Verifying the question with a computer I get that it holds for $n$ up to $1000$ but I don't see how to prove it.

It does not seem to be case that $f_n$ always has small prime divisors as for example $f_7 = 127 \cdot 9721.$

Hence I don't see any simple approach to this question.

share|cite|improve this question
I don't think there is a good way. Concatenation of consecutive digits doesn't have a good simple mathematical description (try expressing it in symbols, instead of describing it with language) Note that you are left with the cases where $n \equiv 1 \pmod{6}$, and $f_7, f_{13}$ are not easily factorized. – Calvin Lin Apr 10 '14 at 14:42
@CalvinLin $\lfloor 10^n C_{10}\rfloor$, where C is Champernowne's constant... – draks ... Apr 10 '14 at 15:26
Heuristically, there should be a prime somewhere. $f_n \lt 2\cdot 10^n$, so using the fact that a "random" number $m$ has $\frac 1{\log m}$ chance of being prime, we can find the "expected" number of primes as being greater than $\sum \frac 1{\log (2\cdot 10^n)}$, which diverges. Even doing $\sum \frac 1{\log (2\cdot 10^{6n+1})}$ to take care of the even and divisible by $3$ cases it diverges. That doesn't help you find one, however. – Ross Millikan Apr 10 '14 at 15:34
I've completed testing to 53,000 without finding a prime, but as Charles says, we expect them eventually. – DanaJ Apr 17 '14 at 14:31
@DanaJ: You may consider submitting your calculations to the OEIS @ -- either now or when you hit the next 'natural' boundary. – Charles Apr 17 '14 at 17:49
up vote 7 down vote accepted

This concatenation is A007908 in the OEIS, where you can see that Charles Nicol and John Selfridge ask the same question in

R. K. Guy, Unsolved Problems in Number Theory, A3.

There are no primes in the first 5000 terms of the sequence, but heuristics suggest that there are infinitely many. In particular, there 'should' be about

$$\frac{\log\log n-\log\log m}{2}$$

primes between $m$ and $n$. This suggests that there should be about one prime with index between 5000 and

$$\exp(\exp(\log(\log 5000)+2))\approx2\cdot10^{27}$$

Edit: I have just checked the first 20,000 terms without finding a prime. This expands the previous interval to $6\cdot10^{31}$.

share|cite|improve this answer

As in the middle of November $2015$,there are no primes in the first $269293$ terms (!!), and it's very likely also that there are no primes in the first $300000$ terms. See the great Smarandache probable prime search managed by Serge Batalov. Update: As of 15 december 2015, there are no primes in the first $344869$ terms (the great Smarandache Prprime search).
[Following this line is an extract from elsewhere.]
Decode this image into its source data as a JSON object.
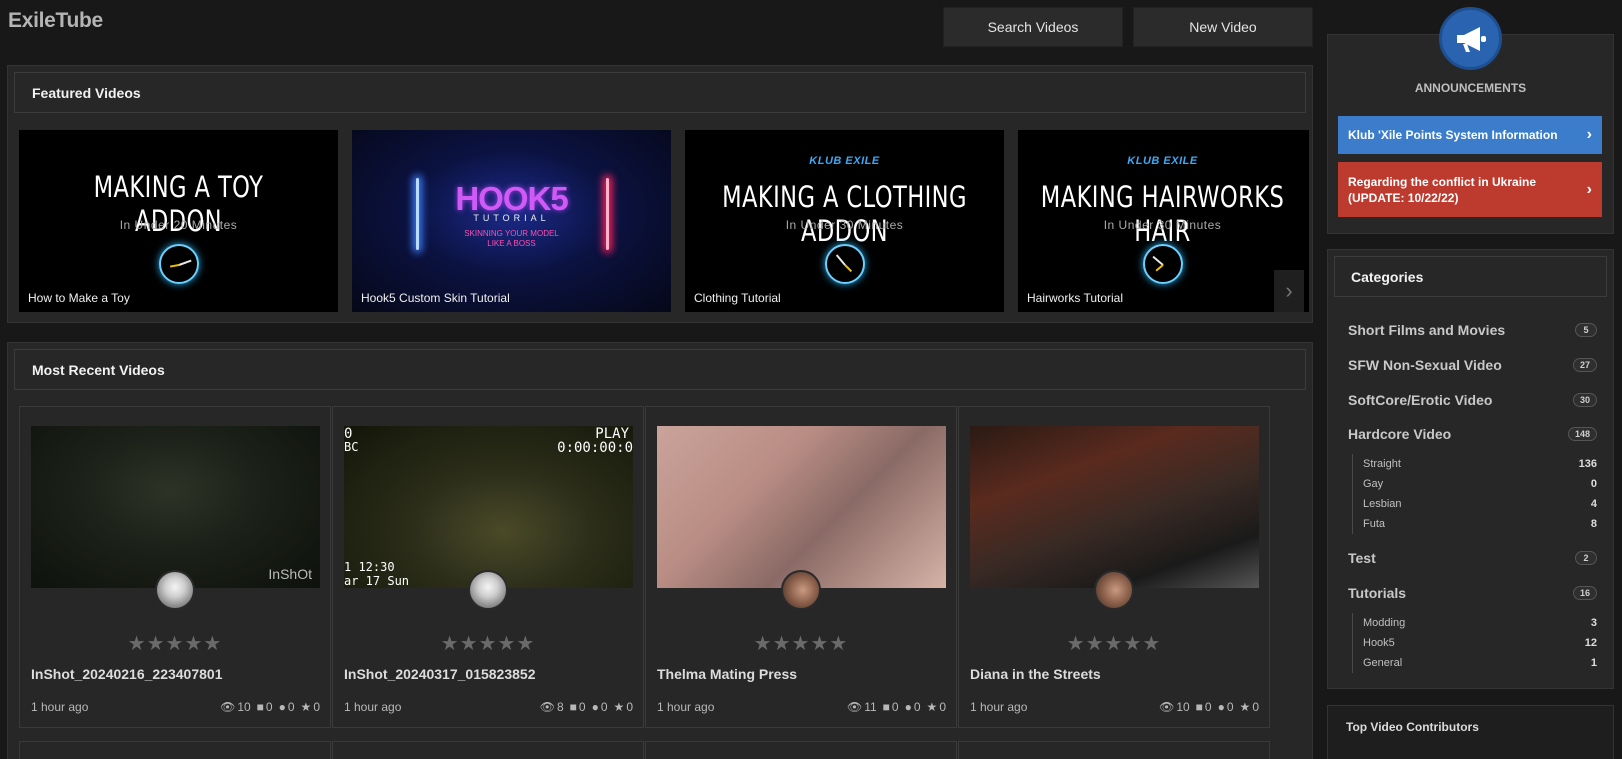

share|cite|improve this answer

Your Answer


By posting your answer, you agree to the privacy policy and terms of service.

Not the answer you're looking for? Browse other questions tagged or ask your own question.